Regulations and Industrial Standards



The International Civil Aviation Organization (ICAO) is a UN specialised agency, created in 1944 upon the signing of the Convention on International Civil Aviation (Chicago Convention). ICAO works with the Convention’s 191 Signatory States and global industry and aviation organizations to develop international Standards and Recommended Practices (SARPs) which are then used by States when they develop their legally-binding national civil aviation regulations. There are currently over 10,000 SARPs reflected in the 19.

Annexes to the Chicago Convention which ICAO oversees, and it is through these SARPs and ICAO’s complementary policy, auditing and capacity-building efforts that today’s global air transport network is able to operate over 100,000 daily flights, safely, efficiently and securely in every region of the world.



The CAA is the UK’s independent specialist aviation regulator. The CAA publishes the CAP 437. The CAP

437 is a publication which gives guidance on the criteria applied by the CAA in assessing the standards of helicopter offshore landing areas for worldwide use by helicopters registered in the United Kingdom. The 6th Edition has been extensively revised to incorporate valuable experience gained from CAA funded research projects conducted with the support of the UK offshore industry. It also brings together revised requirements harmonised amongst North Sea States as a result of initiatives taken by the GASR Helideck Working Group. This publication provides the criteria applied by the CAA in assessing the standards of offshore helicopter landing areas for worldwide use by helicopters registered in the United Kingdom. The 7th Edition has been revised to incorporate the full and final specification for the helideck lighting scheme comprising perimeter lights, lit Touchdown/Positioning Marking “Circle” and lit Heliport Identification “H” Marking. It also includes new ICAO Standards and Recommended Practices relating to offshore helidecks and shipboard heliports that are due to be adopted in March 2013. For the first time requirements were included in the 6th Edition for the design of winching area arrangements located on wind turbine platforms. With the benefit of lessons learned through various industry forums attended since 2008 these sections have been reviewed and updated to represent current best practice.

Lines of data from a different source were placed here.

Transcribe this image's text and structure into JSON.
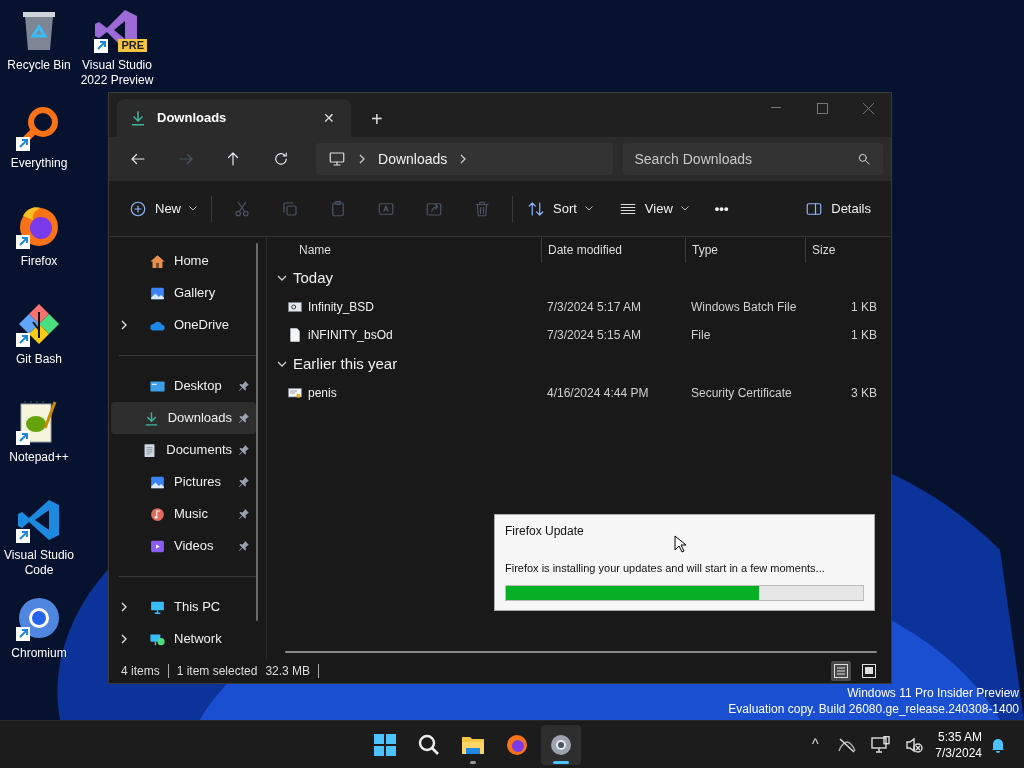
{
  "desktop_icons": [
    {
      "kind": "recycle_bin",
      "label": "Recycle Bin",
      "shortcut": false
    },
    {
      "kind": "everything",
      "label": "Everything",
      "shortcut": true
    },
    {
      "kind": "firefox",
      "label": "Firefox",
      "shortcut": true
    },
    {
      "kind": "git",
      "label": "Git Bash",
      "shortcut": true
    },
    {
      "kind": "notepad",
      "label": "Notepad++",
      "shortcut": true
    },
    {
      "kind": "vscode",
      "label": "Visual Studio Code",
      "shortcut": true
    },
    {
      "kind": "chromium",
      "label": "Chromium",
      "shortcut": true
    },
    {
      "kind": "visual_studio",
      "label": "Visual Studio 2022 Preview",
      "shortcut": true,
      "badge": "PRE"
    }
  ],
  "explorer": {
    "tab": {
      "title": "Downloads",
      "selected": true,
      "close": "✕",
      "new_tab": "+"
    },
    "nav": [
      {
        "kind": "back",
        "disabled": false
      },
      {
        "kind": "forward",
        "disabled": true
      },
      {
        "kind": "up",
        "disabled": false
      },
      {
        "kind": "refresh",
        "disabled": false
      }
    ],
    "breadcrumb": [
      "Downloads"
    ],
    "search": {
      "placeholder": "Search Downloads"
    },
    "toolbar": {
      "new": "New",
      "tools": [
        {
          "kind": "cut",
          "disabled": true
        },
        {
          "kind": "copy",
          "disabled": true
        },
        {
          "kind": "paste",
          "disabled": true
        },
        {
          "kind": "rename",
          "disabled": true
        },
        {
          "kind": "share",
          "disabled": true
        },
        {
          "kind": "delete",
          "disabled": true
        }
      ],
      "sort": "Sort",
      "view": "View",
      "more": "•••",
      "details": "Details"
    },
    "sidebar": [
      [
        {
          "label": "Home",
          "kind": "home",
          "expandable": false,
          "pinned": false,
          "selected": false
        },
        {
          "label": "Gallery",
          "kind": "gallery",
          "expandable": false,
          "pinned": false,
          "selected": false
        },
        {
          "label": "OneDrive",
          "kind": "cloud",
          "expandable": true,
          "pinned": false,
          "selected": false
        }
      ],
      [
        {
          "label": "Desktop",
          "kind": "desktop",
          "expandable": false,
          "pinned": true,
          "selected": false
        },
        {
          "label": "Downloads",
          "kind": "download",
          "expandable": false,
          "pinned": true,
          "selected": true
        },
        {
          "label": "Documents",
          "kind": "documents",
          "expandable": false,
          "pinned": true,
          "selected": false
        },
        {
          "label": "Pictures",
          "kind": "gallery",
          "expandable": false,
          "pinned": true,
          "selected": false
        },
        {
          "label": "Music",
          "kind": "music",
          "expandable": false,
          "pinned": true,
          "selected": false
        },
        {
          "label": "Videos",
          "kind": "videos",
          "expandable": false,
          "pinned": true,
          "selected": false
        }
      ],
      [
        {
          "label": "This PC",
          "kind": "pc",
          "expandable": true,
          "pinned": false,
          "selected": false
        },
        {
          "label": "Network",
          "kind": "network",
          "expandable": true,
          "pinned": false,
          "selected": false
        }
      ]
    ],
    "columns": [
      "Name",
      "Date modified",
      "Type",
      "Size"
    ],
    "groups": [
      {
        "label": "Today",
        "expanded": true,
        "files": [
          {
            "kind": "batch",
            "name": "Infinity_BSD",
            "date": "7/3/2024 5:17 AM",
            "type": "Windows Batch File",
            "size": "1 KB"
          },
          {
            "kind": "file",
            "name": "iNFINITY_bsOd",
            "date": "7/3/2024 5:15 AM",
            "type": "File",
            "size": "1 KB"
          }
        ]
      },
      {
        "label": "Earlier this year",
        "expanded": true,
        "files": [
          {
            "kind": "certificate",
            "name": "penis",
            "date": "4/16/2024 4:44 PM",
            "type": "Security Certificate",
            "size": "3 KB"
          }
        ]
      }
    ],
    "status": {
      "count": "4 items",
      "selection": "1 item selected",
      "size": "32.3 MB"
    },
    "views": [
      {
        "kind": "details",
        "selected": true
      },
      {
        "kind": "tiles",
        "selected": false
      }
    ]
  },
  "update_dialog": {
    "title": "Firefox Update",
    "message": "Firefox is installing your updates and will start in a few moments...",
    "level": 0.71
  },
  "watermark": [
    "Windows 11 Pro Insider Preview",
    "Evaluation copy. Build 26080.ge_release.240308-1400"
  ],
  "taskbar": {
    "apps": [
      {
        "kind": "start",
        "running": false,
        "active": false
      },
      {
        "kind": "search",
        "running": false,
        "active": false
      },
      {
        "kind": "explorer",
        "running": true,
        "active": false
      },
      {
        "kind": "firefox",
        "running": false,
        "active": false
      },
      {
        "kind": "chromium",
        "running": true,
        "active": true
      }
    ],
    "tray": {
      "overflow": "^",
      "time": "5:35 AM",
      "date": "7/3/2024"
    }
  }
}
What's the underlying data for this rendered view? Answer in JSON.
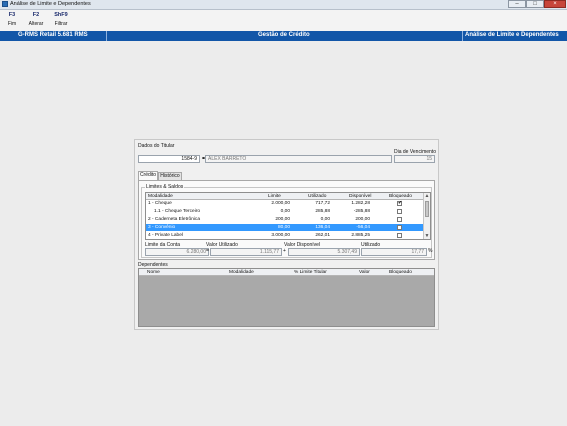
{
  "window": {
    "title": "Análise de Limite e Dependentes"
  },
  "toolbar": {
    "buttons": [
      {
        "key": "F3",
        "label": "Fim"
      },
      {
        "key": "F2",
        "label": "Alterar"
      },
      {
        "key": "ShF9",
        "label": "Filtrar"
      }
    ]
  },
  "banner": {
    "left": "G-RMS Retail 5.681 RMS",
    "center": "Gestão de Crédito",
    "right": "Análise de Limite e Dependentes"
  },
  "titular": {
    "group_label": "Dados do Titular",
    "code": "1584-9",
    "name": "ALEX BARRETO",
    "due_label": "Dia de Vencimento",
    "due_day": "15"
  },
  "tabs": [
    "Crédito",
    "Histórico"
  ],
  "limits": {
    "group_label": "Limites & Saldos",
    "columns": [
      "Modalidade",
      "Limite",
      "Utilizado",
      "Disponível",
      "Bloqueado"
    ],
    "rows": [
      {
        "modalidade": "1 - Cheque",
        "limite": "2.000,00",
        "utilizado": "717,72",
        "disponivel": "1.282,28",
        "bloqueado": true
      },
      {
        "modalidade": "1.1 - Cheque Terceiro",
        "limite": "0,00",
        "utilizado": "285,88",
        "disponivel": "-285,88",
        "bloqueado": false
      },
      {
        "modalidade": "2 - Caderneta Eletrônica",
        "limite": "200,00",
        "utilizado": "0,00",
        "disponivel": "200,00",
        "bloqueado": false
      },
      {
        "modalidade": "3 - Convênio",
        "limite": "80,00",
        "utilizado": "136,04",
        "disponivel": "-56,04",
        "bloqueado": false
      },
      {
        "modalidade": "4 - Private Label",
        "limite": "3.000,00",
        "utilizado": "262,01",
        "disponivel": "2.885,25",
        "bloqueado": false
      }
    ],
    "selected_index": 3,
    "totals": {
      "limite_label": "Limite da Conta",
      "limite_value": "6.280,00",
      "utilizado_label": "Valor Utilizado",
      "utilizado_value": "1.115,77",
      "disponivel_label": "Valor Disponível",
      "disponivel_value": "5.307,49",
      "pct_label": "Utilizado",
      "pct_value": "17,77"
    }
  },
  "dependentes": {
    "group_label": "Dependentes",
    "columns": [
      "Nome",
      "Modalidade",
      "% Limite Titular",
      "Valor",
      "Bloqueado"
    ]
  },
  "colors": {
    "banner": "#1256a8",
    "selection": "#3399ff"
  }
}
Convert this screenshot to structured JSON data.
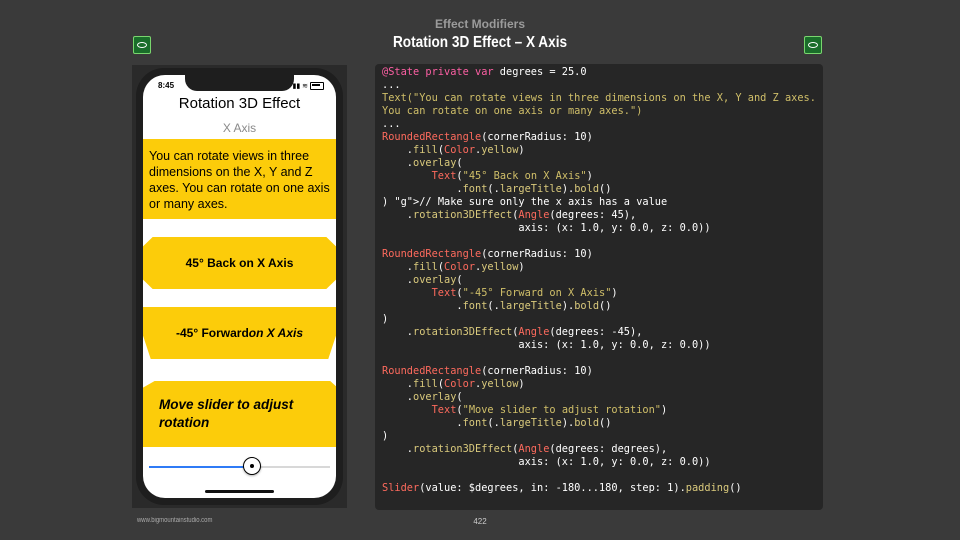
{
  "header": {
    "section": "Effect Modifiers",
    "title": "Rotation 3D Effect – X Axis"
  },
  "phone": {
    "time": "8:45",
    "title": "Rotation 3D Effect",
    "subtitle": "X Axis",
    "description": "You can rotate views in three dimensions on the X, Y and Z axes. You can rotate on one axis or many axes.",
    "card1": "45° Back on X Axis",
    "card2_a": "-45° Forward ",
    "card2_b": "on X Axis",
    "card3": "Move slider to adjust rotation",
    "slider_value": 25,
    "slider_range": [
      -180,
      180
    ]
  },
  "code": {
    "lines": [
      "@State private var degrees = 25.0",
      "...",
      "Text(\"You can rotate views in three dimensions on the X, Y and Z axes.",
      "You can rotate on one axis or many axes.\")",
      "...",
      "RoundedRectangle(cornerRadius: 10)",
      "    .fill(Color.yellow)",
      "    .overlay(",
      "        Text(\"45° Back on X Axis\")",
      "            .font(.largeTitle).bold()",
      ") // Make sure only the x axis has a value",
      "    .rotation3DEffect(Angle(degrees: 45),",
      "                      axis: (x: 1.0, y: 0.0, z: 0.0))",
      "",
      "RoundedRectangle(cornerRadius: 10)",
      "    .fill(Color.yellow)",
      "    .overlay(",
      "        Text(\"-45° Forward on X Axis\")",
      "            .font(.largeTitle).bold()",
      ")",
      "    .rotation3DEffect(Angle(degrees: -45),",
      "                      axis: (x: 1.0, y: 0.0, z: 0.0))",
      "",
      "RoundedRectangle(cornerRadius: 10)",
      "    .fill(Color.yellow)",
      "    .overlay(",
      "        Text(\"Move slider to adjust rotation\")",
      "            .font(.largeTitle).bold()",
      ")",
      "    .rotation3DEffect(Angle(degrees: degrees),",
      "                      axis: (x: 1.0, y: 0.0, z: 0.0))",
      "",
      "Slider(value: $degrees, in: -180...180, step: 1).padding()"
    ]
  },
  "footer": {
    "site": "www.bigmountainstudio.com",
    "page": "422"
  },
  "colors": {
    "accent_yellow": "#fccc0a",
    "slider_blue": "#2f7bf6",
    "badge_green": "#1a6d2a"
  },
  "icons": {
    "badge": "green-badge-icon",
    "battery": "battery-icon",
    "wifi": "wifi-icon"
  }
}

IALA is a non profit, international technical association. Established in 1957, it gathers together marine aids to navigation authorities, manufacturers, consultants, and, scientific and training institutes from all parts of the world and offers them the opportunity to exchange and compare their experiences and achievements. IALA encourages its members to work together in a common effort to harmonise aids to navigation worldwide and to ensure that the movements of vessels are safe, expeditious and cost effective while protecting

the environment.The work of the committees is aimed at developing common best practice standards through publication of IALA Recommendations and Guidelines. This work ensures that mariners have aids to navigation which will meet their needs both now and in the future. Thus IALA contributes to a reduction of marine accidents, increased safety of life and property at sea, as well as the protection of the marine

environment. IALA also encourages cooperation between nations to assist developing nations in establishing aids to navigation networks in accordance with the degree of risk for the waterway concerned.



IMO – the International Maritime Organization – is the United Nations specialised agency with responsibility for the safety and security of shipping and the prevention of marine pollution by ships. As a specialized agency of the United Nations, IMO is the global standard-setting authority for the safety, security and environmental performance of international shipping. Its main role is to create a regulatory framework for the shipping industry that is fair and effective, universally adopted and universally implemented. The world relies on a safe, secure and efficient international shipping industry – and this is provided by the regulatory framework developed and maintained by IMO. IMO measures cover all aspects of international shipping – including ship design, construction, equipment, manning, operation and disposal – to ensure that this vital sector for remains safe, environmentally sound, energy efficient and secure. Energy efficiency, new technology and innovation, maritime education and training, maritime security, maritime traffic management and the development of the maritime infrastructure: the development and implementation, through IMO, of global standards covering these and other issues will underpin IMO’s commitment to provide the institutional framework necessary for a Green and sustainable global maritime transportation system.



The responsibility of the classification society is to verify that marine vessels and offshore structures comply with Rules that the society has established for design, construction and periodic survey. The classification process includes: the development of standards, known as Rules; technical plan review and design analysis; surveys during construction; source inspection of materials, equipment and machinery; acceptance by the Classification Committee; subsequent periodic surveys for maintenance of class; survey of damage, repairs and modifications.


Offering Practical Solutions

ABS recognizes that the classification world is changing with more emphasis on complex structures, life cycle management, unified standards and safety equivalencies. At ABS, we are dedicated to providing leadership in the development of new technologies intended to improve the safety standards for the marine and offshore industries.